Where to eat: Trattoria del Centro, Via Alba Cortemilia, Ricca, 39-01-736-12707, www.trattoriadelcentro.com, 11:30 a.m.-3:30 p.m., 7-11 p.m. Wednesday-Monday, 11:30 a.m.-3:30 p.m. Tuesday. A Piedmont specialty is risotto, Italy’s creamy rice dish. This simple eatery on the outskirts of Diano d’Alba had a Risotto del Dolcetto made from wine from its own cantina three miles away. It was one of the best risottos I’ve ever had. Mains start at €9.

Il Ritrovo dei Golosi, Via Bartu 3, Diano d’Alba, 39-01-316-2896, Il Ritrovo Dei Golosi – Ristorante, 5 p.m.-midnight Tuesday-Friday, 11 a.m.-midnight Saturday-Sunday. Down a short dirt road, the airy restaurant specializes in rich Piedmont cuisine. I had agnolotti ripieni di gorgonzola e ricotta saltate al pesto di noci (small ravioli filled with gorgonzola and ricotta cheeses and sprinkled with pesto and walnuts). The Langhe Dragon, a blend of Chardonnay, Sauvignon Blanc and Riesling, was worth the trip alone.

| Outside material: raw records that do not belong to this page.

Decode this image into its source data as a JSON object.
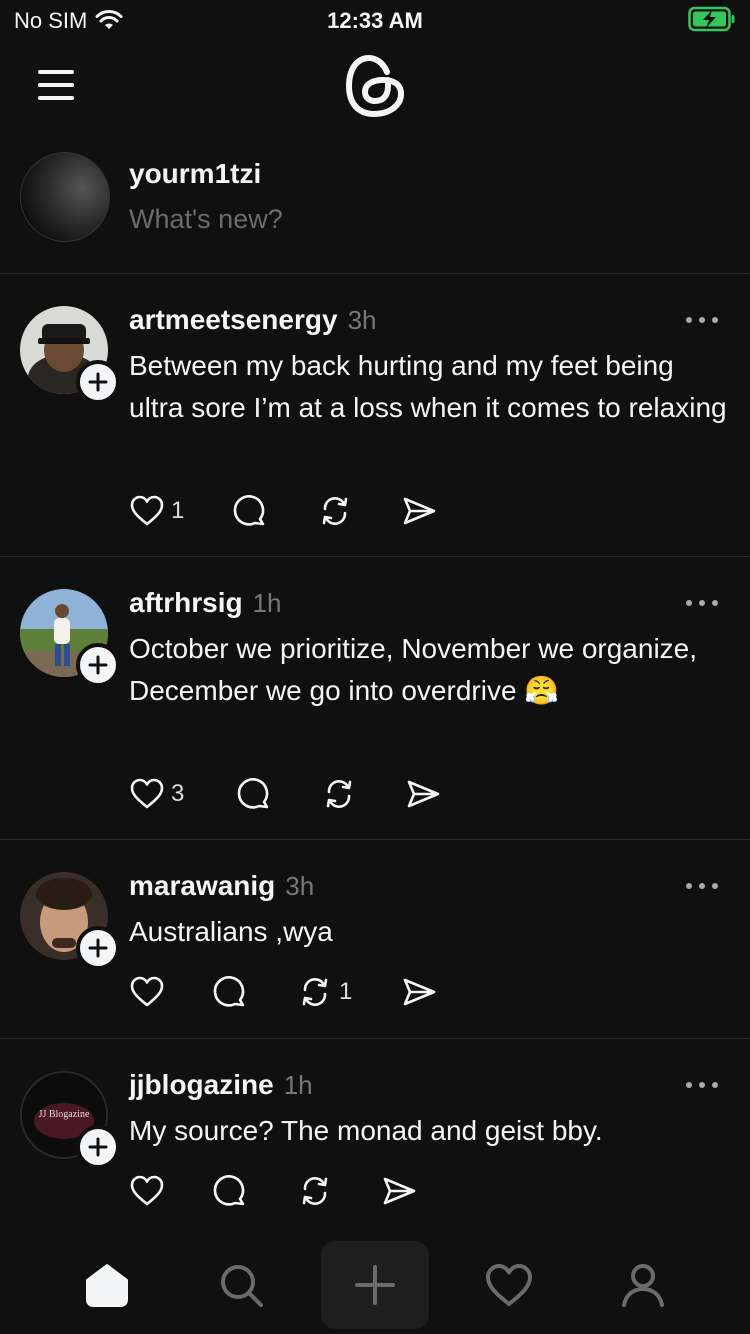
{
  "status": {
    "carrier": "No SIM",
    "time": "12:33 AM"
  },
  "composer": {
    "username": "yourm1tzi",
    "placeholder": "What's new?"
  },
  "posts": [
    {
      "username": "artmeetsenergy",
      "time": "3h",
      "text": "Between my back hurting and my feet being ultra sore I’m at a loss when it comes to relaxing",
      "likes": "1",
      "comments": "",
      "reposts": ""
    },
    {
      "username": "aftrhrsig",
      "time": "1h",
      "text": "October we prioritize, November we organize, December we go into overdrive 😤",
      "likes": "3",
      "comments": "",
      "reposts": ""
    },
    {
      "username": "marawanig",
      "time": "3h",
      "text": "Australians ,wya",
      "likes": "",
      "comments": "",
      "reposts": "1"
    },
    {
      "username": "jjblogazine",
      "time": "1h",
      "text": "My source? The monad and geist bby.",
      "likes": "",
      "comments": "",
      "reposts": "",
      "avatar_text": "JJ Blogazine"
    }
  ],
  "tabs": [
    "home-icon",
    "search-icon",
    "compose-icon",
    "activity-heart-icon",
    "profile-icon"
  ],
  "colors": {
    "background": "#101010",
    "text": "#f3f5f7",
    "muted": "#777777",
    "battery": "#34c759"
  }
}
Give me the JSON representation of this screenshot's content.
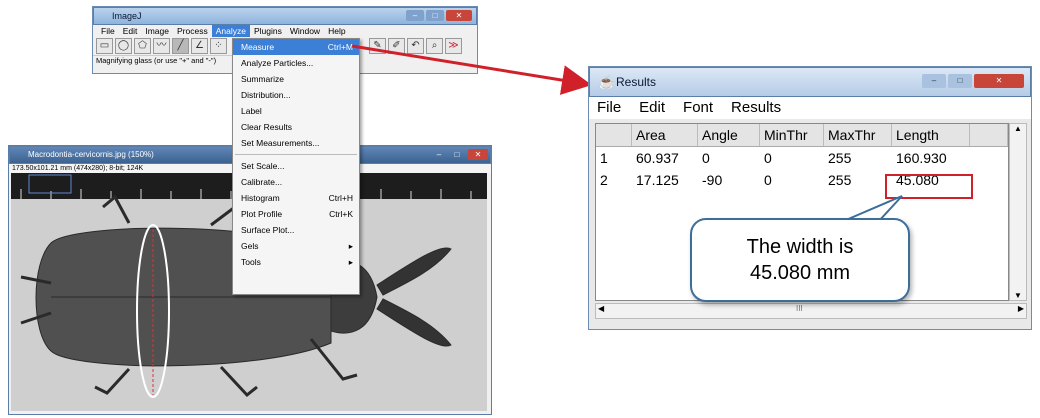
{
  "imagej": {
    "title": "ImageJ",
    "menu": [
      "File",
      "Edit",
      "Image",
      "Process",
      "Analyze",
      "Plugins",
      "Window",
      "Help"
    ],
    "status": "Magnifying glass (or use \"+\" and \"-\")",
    "tools": [
      {
        "icon": "rectangle-tool-icon",
        "glyph": "▭"
      },
      {
        "icon": "oval-tool-icon",
        "glyph": "◯"
      },
      {
        "icon": "polygon-tool-icon",
        "glyph": "⬠"
      },
      {
        "icon": "freehand-tool-icon",
        "glyph": "〰"
      },
      {
        "icon": "line-tool-icon",
        "glyph": "╱"
      },
      {
        "icon": "angle-tool-icon",
        "glyph": "∠"
      },
      {
        "icon": "point-tool-icon",
        "glyph": "⁘"
      },
      {
        "icon": "wand-tool-icon",
        "glyph": "✎"
      },
      {
        "icon": "text-tool-icon",
        "glyph": "A"
      },
      {
        "icon": "dropper-tool-icon",
        "glyph": "✐"
      },
      {
        "icon": "pan-tool-icon",
        "glyph": "↶"
      },
      {
        "icon": "zoom-tool-icon",
        "glyph": "🔍"
      },
      {
        "icon": "more-tools-icon",
        "glyph": "≫"
      }
    ]
  },
  "analyze_menu": {
    "items": [
      {
        "label": "Measure",
        "shortcut": "Ctrl+M"
      },
      {
        "label": "Analyze Particles...",
        "shortcut": ""
      },
      {
        "label": "Summarize",
        "shortcut": ""
      },
      {
        "label": "Distribution...",
        "shortcut": ""
      },
      {
        "label": "Label",
        "shortcut": ""
      },
      {
        "label": "Clear Results",
        "shortcut": ""
      },
      {
        "label": "Set Measurements...",
        "shortcut": ""
      },
      {
        "label": "Set Scale...",
        "shortcut": ""
      },
      {
        "label": "Calibrate...",
        "shortcut": ""
      },
      {
        "label": "Histogram",
        "shortcut": "Ctrl+H"
      },
      {
        "label": "Plot Profile",
        "shortcut": "Ctrl+K"
      },
      {
        "label": "Surface Plot...",
        "shortcut": ""
      },
      {
        "label": "Gels",
        "shortcut": "▸"
      },
      {
        "label": "Tools",
        "shortcut": "▸"
      }
    ]
  },
  "image_window": {
    "title": "Macrodontia-cervicornis.jpg (150%)",
    "subtitle": "173.50x101.21 mm (474x280); 8-bit; 124K"
  },
  "results": {
    "title": "Results",
    "menu": [
      "File",
      "Edit",
      "Font",
      "Results"
    ],
    "columns": [
      "",
      "Area",
      "Angle",
      "MinThr",
      "MaxThr",
      "Length",
      ""
    ],
    "rows": [
      [
        "1",
        "60.937",
        "0",
        "0",
        "255",
        "160.930",
        ""
      ],
      [
        "2",
        "17.125",
        "-90",
        "0",
        "255",
        "45.080",
        ""
      ]
    ],
    "hscroll_label": "III"
  },
  "callout": {
    "line1": "The width is",
    "line2": "45.080 mm"
  },
  "colors": {
    "highlight": "#d0202a",
    "menu_selected": "#3c7fd6",
    "callout_border": "#3d6e9a"
  }
}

Bricco delle Viole, Via San Pietro 4, Barolo, 392-468-2169, noon-2 p.m., 7-10 p.m. Tuesday-Sunday. Sporting a giant wine barrel and corner walls made of old wine boxes, this artsy, 3-year-old restaurant adds an elegant twist to Piedmont cuisine. I had the ravioli del plin, agnoletti filled with meat and vegetables for €17. Marco, the friendly waiter, emptied a bottle of Barolo in my €10 glass and gave me a tour of the wine storage room in back.

Where to drink: La Terrazza, Via Vittorio Emanuele 9, Castiglione Falletto, 39-01-736-2909, www.laterrazzadirenza.it, renza@lattarrzadirenza.it, 10 a.m.-6 p.m. Besides drinking at wineries, one of the best views in Le Langhe is this wine bar high atop a hill. Choose local wine by the glass or bottle and eat traditional appetizers from the Piedmont region.

When to go: September and October. August is too hot and crowded. Global warming has moved the harvest season from mid-October to September and sometimes August. In September you’ll see vines full of grapes. Temperatures during our week in mid-October were perfect: sunny with lows in the 50s and highs in the high 60s. Also, go during the week. Weekends at high season can be crowded. Call ahead to confirm the tasting rooms have space.

For more information: Langhe Tourist Office, Piazza Risorgimento 2, Alba, 39-01-733-62562, Langhe Experience – Your Official Local Travel Advisor (langhe-experience.it), 9 a.m.-6 p.m. Monday-Friday, 9:30 a.m.-6:30 p.m. Saturday-Sunday.